If you need to export the same Views and/or Sheets multiple times as a project makes its way through the design and documentation process, this graph can be a time saver while improving consistency. Customize a copy of it for each project, and use Dynamo Player to be a few clicks away from a new set of export files at any given moment.

December 06, 2018

ACA: Multi-View Blocks and DRAWORDER

A reminder for those who already know about this, and a heads up for those who do not. Multi-View Blocks do not respect any dipslay order modifications made to the nested objects in the AutoCAD block assigned as a view block to the Multi-View Block. So if you use the DRAWORDER command to get things to look the way you want in the AutoCAD block, those changes will not show up when that block is assigned to a Multi-View Block Definition and an instance of that definition is placed in your drawing file.

For example, suppose you have a custom Space Tag that includes a an overall rectangle with a dividing line that separates the Space name from the Space number, as illustrated in the image below.
Further suppose that you often place these tags in areas where there is linework "below" the tag, and you would rather not have that show inside the outer rectangle, so that the name and number can be more easily read. You might decide to add a Wipeout to the view block to accomplish this task. So you place an instance of the view block, edit it in place (or in the Block Editor) and use the WIPEOUT command to add a Wipeout to the Block Definition, using the outer rectangle, which just happens to be a closed Polyline, to do so (without erasing the Polyline). So far, so good. Before saving the changes to the Block Definition, you select the Wipeout, right click and choose Basic Modify Tools > Display Order > Send to Back from the context menu, to execute the DRAWORDER command and send the Wipeout to the back of the draw order. After saving the changes back to the Block Definition (and closing the Block Editor, if you used it), you see that the instance of the view block is working as desired - the Wipeout is hiding linework under the view block instance, while showing all of the other linework in the block definition.
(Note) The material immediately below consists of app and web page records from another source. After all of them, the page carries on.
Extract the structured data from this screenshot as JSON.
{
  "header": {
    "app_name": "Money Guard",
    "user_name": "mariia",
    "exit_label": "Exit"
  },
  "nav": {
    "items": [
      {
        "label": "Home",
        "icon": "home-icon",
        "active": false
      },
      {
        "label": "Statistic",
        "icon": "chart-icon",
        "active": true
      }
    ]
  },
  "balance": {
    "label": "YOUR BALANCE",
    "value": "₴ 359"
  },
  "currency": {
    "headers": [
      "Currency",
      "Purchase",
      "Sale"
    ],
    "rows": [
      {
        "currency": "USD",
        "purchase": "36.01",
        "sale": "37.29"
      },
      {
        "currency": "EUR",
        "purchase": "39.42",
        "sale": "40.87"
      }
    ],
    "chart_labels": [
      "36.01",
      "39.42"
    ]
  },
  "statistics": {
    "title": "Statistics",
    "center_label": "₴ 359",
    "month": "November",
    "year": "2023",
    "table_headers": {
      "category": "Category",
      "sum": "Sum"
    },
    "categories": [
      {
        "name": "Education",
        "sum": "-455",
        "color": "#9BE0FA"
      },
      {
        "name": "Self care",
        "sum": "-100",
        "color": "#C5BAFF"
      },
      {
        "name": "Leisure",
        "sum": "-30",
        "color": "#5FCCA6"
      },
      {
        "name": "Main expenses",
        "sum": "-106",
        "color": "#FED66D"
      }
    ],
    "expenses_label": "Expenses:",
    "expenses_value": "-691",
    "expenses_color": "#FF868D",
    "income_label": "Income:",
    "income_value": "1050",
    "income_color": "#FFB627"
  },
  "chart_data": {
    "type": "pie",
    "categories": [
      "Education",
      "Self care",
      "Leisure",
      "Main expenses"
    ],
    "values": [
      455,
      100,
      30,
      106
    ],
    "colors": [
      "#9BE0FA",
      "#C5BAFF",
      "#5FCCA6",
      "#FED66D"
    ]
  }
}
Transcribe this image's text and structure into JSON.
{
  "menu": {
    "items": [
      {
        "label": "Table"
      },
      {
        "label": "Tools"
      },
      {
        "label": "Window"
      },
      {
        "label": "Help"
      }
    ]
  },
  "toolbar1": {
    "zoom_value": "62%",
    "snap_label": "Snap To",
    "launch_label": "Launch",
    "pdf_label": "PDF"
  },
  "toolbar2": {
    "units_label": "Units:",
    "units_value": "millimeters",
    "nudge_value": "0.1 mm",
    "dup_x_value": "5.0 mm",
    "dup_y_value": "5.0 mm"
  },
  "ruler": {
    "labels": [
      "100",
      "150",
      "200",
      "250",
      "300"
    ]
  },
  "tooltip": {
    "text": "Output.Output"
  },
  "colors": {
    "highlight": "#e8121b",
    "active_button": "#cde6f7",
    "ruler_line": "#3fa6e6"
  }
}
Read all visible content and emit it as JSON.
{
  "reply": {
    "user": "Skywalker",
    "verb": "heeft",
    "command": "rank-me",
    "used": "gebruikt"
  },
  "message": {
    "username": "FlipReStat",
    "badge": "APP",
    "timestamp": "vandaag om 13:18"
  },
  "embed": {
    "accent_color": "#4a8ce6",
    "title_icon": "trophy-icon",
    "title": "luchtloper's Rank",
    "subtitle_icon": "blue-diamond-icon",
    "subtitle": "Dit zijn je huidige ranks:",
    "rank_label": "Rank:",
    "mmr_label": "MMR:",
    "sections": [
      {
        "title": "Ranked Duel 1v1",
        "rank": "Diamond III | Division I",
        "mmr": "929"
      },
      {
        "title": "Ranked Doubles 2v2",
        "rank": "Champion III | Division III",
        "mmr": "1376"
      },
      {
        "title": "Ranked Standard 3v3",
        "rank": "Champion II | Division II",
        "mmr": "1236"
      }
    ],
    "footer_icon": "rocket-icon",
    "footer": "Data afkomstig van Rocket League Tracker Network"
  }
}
But when you examine your Space Tags, you find that while the tags now hide linework "below" them, the line between the room name and room number is no longer visible. If you select a Space Tag, that line is highlighted, so you know it was not accidentally erased or otherwise removed from the Block Definition, but it does not show. (Attributes seem to be treated differently from other linework, and do still appear on top.) What gives? Multi-View Block instances do not respect changes in draw order, and display the items within the view block definition in the order in which they were added to the Block Definition.

What to do? Do not use the DRAWORDER command to put things in the desired order - draw them in that order. You do not have to recreate the Block Definition for the view block from scratch. You can proceed as mentioned earlier, but after creating the Wipeout, instead of using DRAWORDER to push the Wipeout to the back, select all of the objects other than the Wipeout and use the COPY command, with a Displacement of 0,0, to create a new copy of each item in the same place. Then use the ERASE command, with the Previous command line option, to erase the objects you just copied. Now the Wipeout is the first item drawn in the Block Definition, and you can save the changes and have the desired draw order respected in both the view block and the Multi-View Block.

In the image below, the same Spaces and Tags from the first image are shown. The Space Tags, while appearing identical, are actually instances of two different Multi-View Block Definitions, each with its own view block. The view blocks just happened to have equivalent contents. The Space Tag in Space 101 had a Wipeout added to the view block, pushed to the back using the DRAWORDER command. The Space Tag in Space 102 had a Wipeout added to the view block, and then the other items in the Block Definition were copied in place, and the originals erased. The line between the room name and number is hidden by the Wipeout in 101, but is seen in 102.